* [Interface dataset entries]
********************

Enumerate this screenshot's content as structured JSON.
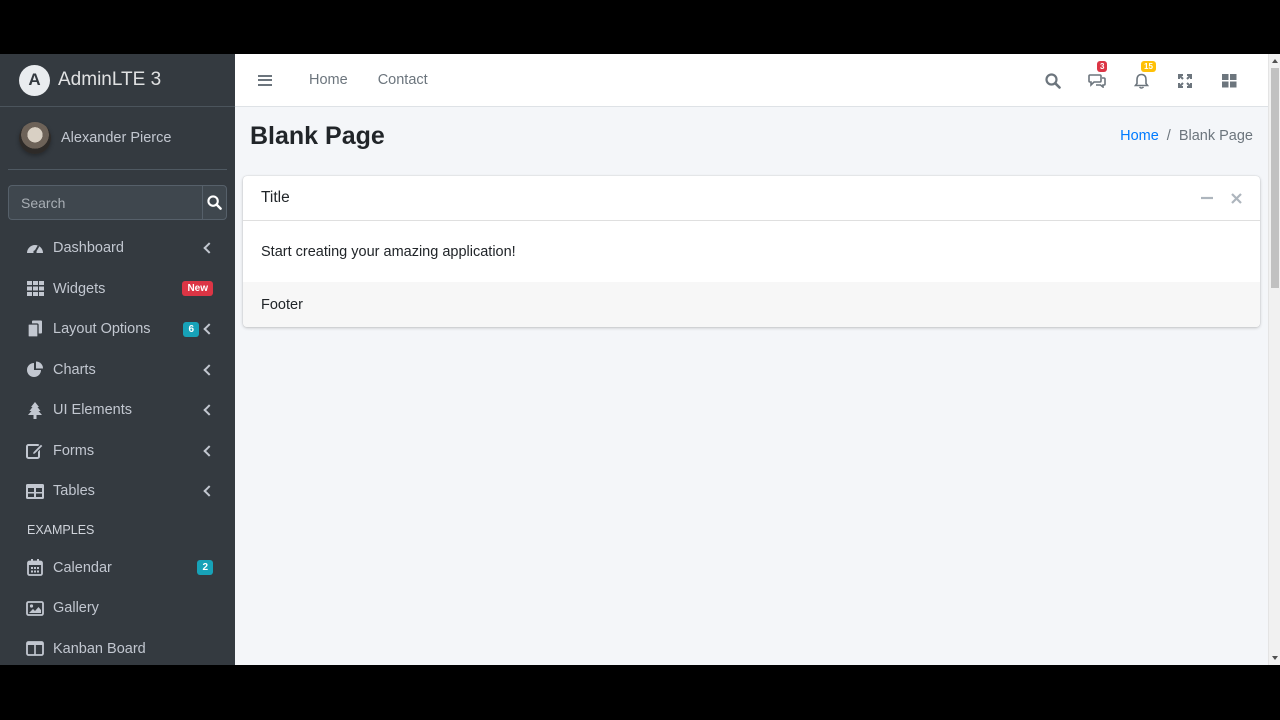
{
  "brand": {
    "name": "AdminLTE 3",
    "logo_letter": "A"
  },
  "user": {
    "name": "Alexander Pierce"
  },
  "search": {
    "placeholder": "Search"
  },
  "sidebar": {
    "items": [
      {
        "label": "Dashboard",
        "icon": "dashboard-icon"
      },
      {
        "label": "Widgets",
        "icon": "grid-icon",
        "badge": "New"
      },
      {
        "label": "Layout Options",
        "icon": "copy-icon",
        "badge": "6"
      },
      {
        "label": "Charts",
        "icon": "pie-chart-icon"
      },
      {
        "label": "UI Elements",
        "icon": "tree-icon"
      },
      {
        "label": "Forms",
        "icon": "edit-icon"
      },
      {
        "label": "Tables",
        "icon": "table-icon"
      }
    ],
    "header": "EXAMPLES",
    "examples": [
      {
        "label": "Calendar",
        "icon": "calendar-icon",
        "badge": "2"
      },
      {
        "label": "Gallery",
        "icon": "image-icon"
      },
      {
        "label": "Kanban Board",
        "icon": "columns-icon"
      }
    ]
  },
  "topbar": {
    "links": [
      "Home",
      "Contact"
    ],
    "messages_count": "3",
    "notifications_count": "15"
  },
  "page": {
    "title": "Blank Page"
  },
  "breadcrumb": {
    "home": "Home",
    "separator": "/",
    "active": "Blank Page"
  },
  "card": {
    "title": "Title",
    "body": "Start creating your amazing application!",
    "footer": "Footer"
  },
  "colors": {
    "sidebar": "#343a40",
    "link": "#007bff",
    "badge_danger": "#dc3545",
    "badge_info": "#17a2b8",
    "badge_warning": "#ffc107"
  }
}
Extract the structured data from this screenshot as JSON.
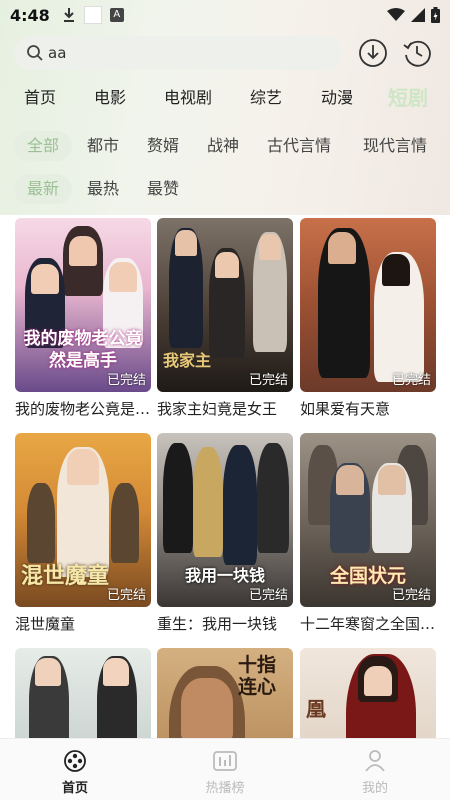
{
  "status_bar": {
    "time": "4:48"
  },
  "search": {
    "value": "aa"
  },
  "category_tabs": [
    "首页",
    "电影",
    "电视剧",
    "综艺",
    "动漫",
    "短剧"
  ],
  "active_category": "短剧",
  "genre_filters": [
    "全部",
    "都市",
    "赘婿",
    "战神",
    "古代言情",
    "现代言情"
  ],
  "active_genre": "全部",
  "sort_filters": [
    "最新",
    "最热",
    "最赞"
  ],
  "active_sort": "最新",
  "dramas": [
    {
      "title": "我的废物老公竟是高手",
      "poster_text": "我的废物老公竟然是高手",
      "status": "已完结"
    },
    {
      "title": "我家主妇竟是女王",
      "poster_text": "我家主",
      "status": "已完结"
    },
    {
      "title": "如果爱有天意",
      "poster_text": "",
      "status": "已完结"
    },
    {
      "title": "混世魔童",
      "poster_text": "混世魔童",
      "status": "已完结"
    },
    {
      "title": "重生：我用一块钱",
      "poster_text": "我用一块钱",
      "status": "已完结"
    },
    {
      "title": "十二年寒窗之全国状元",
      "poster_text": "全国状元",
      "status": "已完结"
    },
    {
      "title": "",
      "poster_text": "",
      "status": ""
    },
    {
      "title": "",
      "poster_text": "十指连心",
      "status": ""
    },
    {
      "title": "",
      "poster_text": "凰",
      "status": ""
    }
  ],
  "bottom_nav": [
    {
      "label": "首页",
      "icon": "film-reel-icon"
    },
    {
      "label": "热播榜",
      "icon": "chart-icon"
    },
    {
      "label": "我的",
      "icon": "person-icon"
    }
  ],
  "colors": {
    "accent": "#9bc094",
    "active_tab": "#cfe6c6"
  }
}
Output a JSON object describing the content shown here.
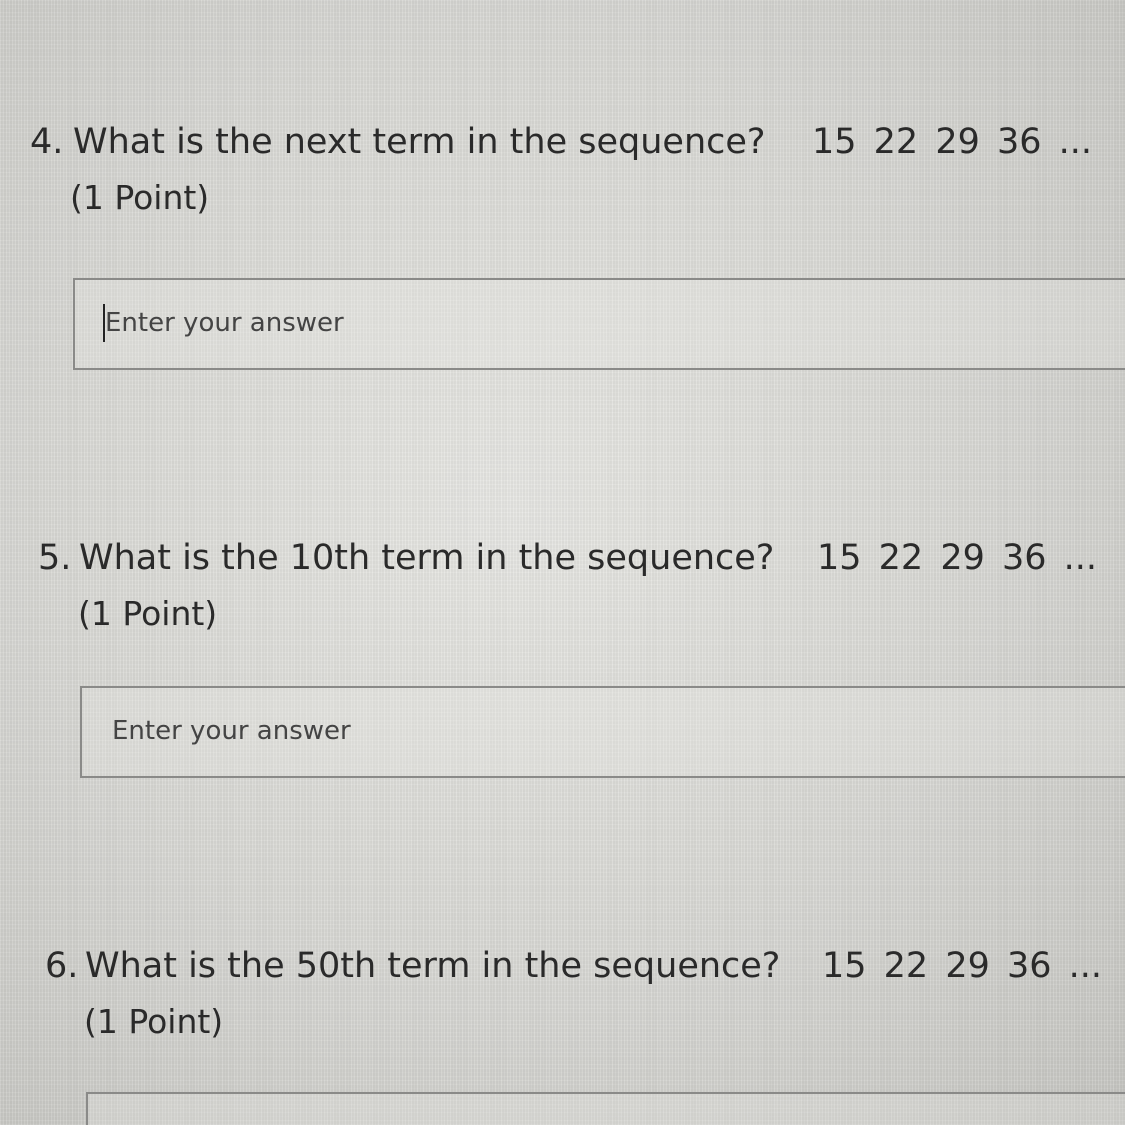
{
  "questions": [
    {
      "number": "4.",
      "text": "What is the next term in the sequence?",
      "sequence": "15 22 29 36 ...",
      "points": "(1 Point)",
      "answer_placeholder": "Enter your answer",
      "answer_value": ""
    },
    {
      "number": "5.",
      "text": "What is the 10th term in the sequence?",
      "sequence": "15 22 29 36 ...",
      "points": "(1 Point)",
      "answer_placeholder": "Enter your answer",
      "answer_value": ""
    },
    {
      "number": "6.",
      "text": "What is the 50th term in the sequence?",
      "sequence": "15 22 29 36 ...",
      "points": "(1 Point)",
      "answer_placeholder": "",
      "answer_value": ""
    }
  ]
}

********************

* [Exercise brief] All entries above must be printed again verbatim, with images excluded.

* [Answer to the exercise]
Enumerate this screenshot's content as structured JSON.
{
  "brand": {
    "name": "AdminLTE 3",
    "logo_letter": "A"
  },
  "user": {
    "name": "Alexander Pierce"
  },
  "search": {
    "placeholder": "Search"
  },
  "sidebar": {
    "items": [
      {
        "label": "Dashboard",
        "icon": "dashboard-icon"
      },
      {
        "label": "Widgets",
        "icon": "grid-icon",
        "badge": "New"
      },
      {
        "label": "Layout Options",
        "icon": "copy-icon",
        "badge": "6"
      },
      {
        "label": "Charts",
        "icon": "pie-chart-icon"
      },
      {
        "label": "UI Elements",
        "icon": "tree-icon"
      },
      {
        "label": "Forms",
        "icon": "edit-icon"
      },
      {
        "label": "Tables",
        "icon": "table-icon"
      }
    ],
    "header": "EXAMPLES",
    "examples": [
      {
        "label": "Calendar",
        "icon": "calendar-icon",
        "badge": "2"
      },
      {
        "label": "Gallery",
        "icon": "image-icon"
      },
      {
        "label": "Kanban Board",
        "icon": "columns-icon"
      }
    ]
  },
  "topbar": {
    "links": [
      "Home",
      "Contact"
    ],
    "messages_count": "3",
    "notifications_count": "15"
  },
  "page": {
    "title": "Blank Page"
  },
  "breadcrumb": {
    "home": "Home",
    "separator": "/",
    "active": "Blank Page"
  },
  "card": {
    "title": "Title",
    "body": "Start creating your amazing application!",
    "footer": "Footer"
  },
  "colors": {
    "sidebar": "#343a40",
    "link": "#007bff",
    "badge_danger": "#dc3545",
    "badge_info": "#17a2b8",
    "badge_warning": "#ffc107"
  }
}
Extract the structured data from this screenshot as JSON.
{
  "status_bar": {
    "time": "4:48"
  },
  "search": {
    "value": "aa"
  },
  "category_tabs": [
    "首页",
    "电影",
    "电视剧",
    "综艺",
    "动漫",
    "短剧"
  ],
  "active_category": "短剧",
  "genre_filters": [
    "全部",
    "都市",
    "赘婿",
    "战神",
    "古代言情",
    "现代言情"
  ],
  "active_genre": "全部",
  "sort_filters": [
    "最新",
    "最热",
    "最赞"
  ],
  "active_sort": "最新",
  "dramas": [
    {
      "title": "我的废物老公竟是高手",
      "poster_text": "我的废物老公竟然是高手",
      "status": "已完结"
    },
    {
      "title": "我家主妇竟是女王",
      "poster_text": "我家主",
      "status": "已完结"
    },
    {
      "title": "如果爱有天意",
      "poster_text": "",
      "status": "已完结"
    },
    {
      "title": "混世魔童",
      "poster_text": "混世魔童",
      "status": "已完结"
    },
    {
      "title": "重生：我用一块钱",
      "poster_text": "我用一块钱",
      "status": "已完结"
    },
    {
      "title": "十二年寒窗之全国状元",
      "poster_text": "全国状元",
      "status": "已完结"
    },
    {
      "title": "",
      "poster_text": "",
      "status": ""
    },
    {
      "title": "",
      "poster_text": "十指连心",
      "status": ""
    },
    {
      "title": "",
      "poster_text": "凰",
      "status": ""
    }
  ],
  "bottom_nav": [
    {
      "label": "首页",
      "icon": "film-reel-icon"
    },
    {
      "label": "热播榜",
      "icon": "chart-icon"
    },
    {
      "label": "我的",
      "icon": "person-icon"
    }
  ],
  "colors": {
    "accent": "#9bc094",
    "active_tab": "#cfe6c6"
  }
}
Output a JSON object describing the content shown here.
{
  "questions": [
    {
      "number": "4.",
      "text": "What is the next term in the sequence?",
      "sequence": "15 22 29 36 ...",
      "points": "(1 Point)",
      "answer_placeholder": "Enter your answer",
      "answer_value": ""
    },
    {
      "number": "5.",
      "text": "What is the 10th term in the sequence?",
      "sequence": "15 22 29 36 ...",
      "points": "(1 Point)",
      "answer_placeholder": "Enter your answer",
      "answer_value": ""
    },
    {
      "number": "6.",
      "text": "What is the 50th term in the sequence?",
      "sequence": "15 22 29 36 ...",
      "points": "(1 Point)",
      "answer_placeholder": "",
      "answer_value": ""
    }
  ]
}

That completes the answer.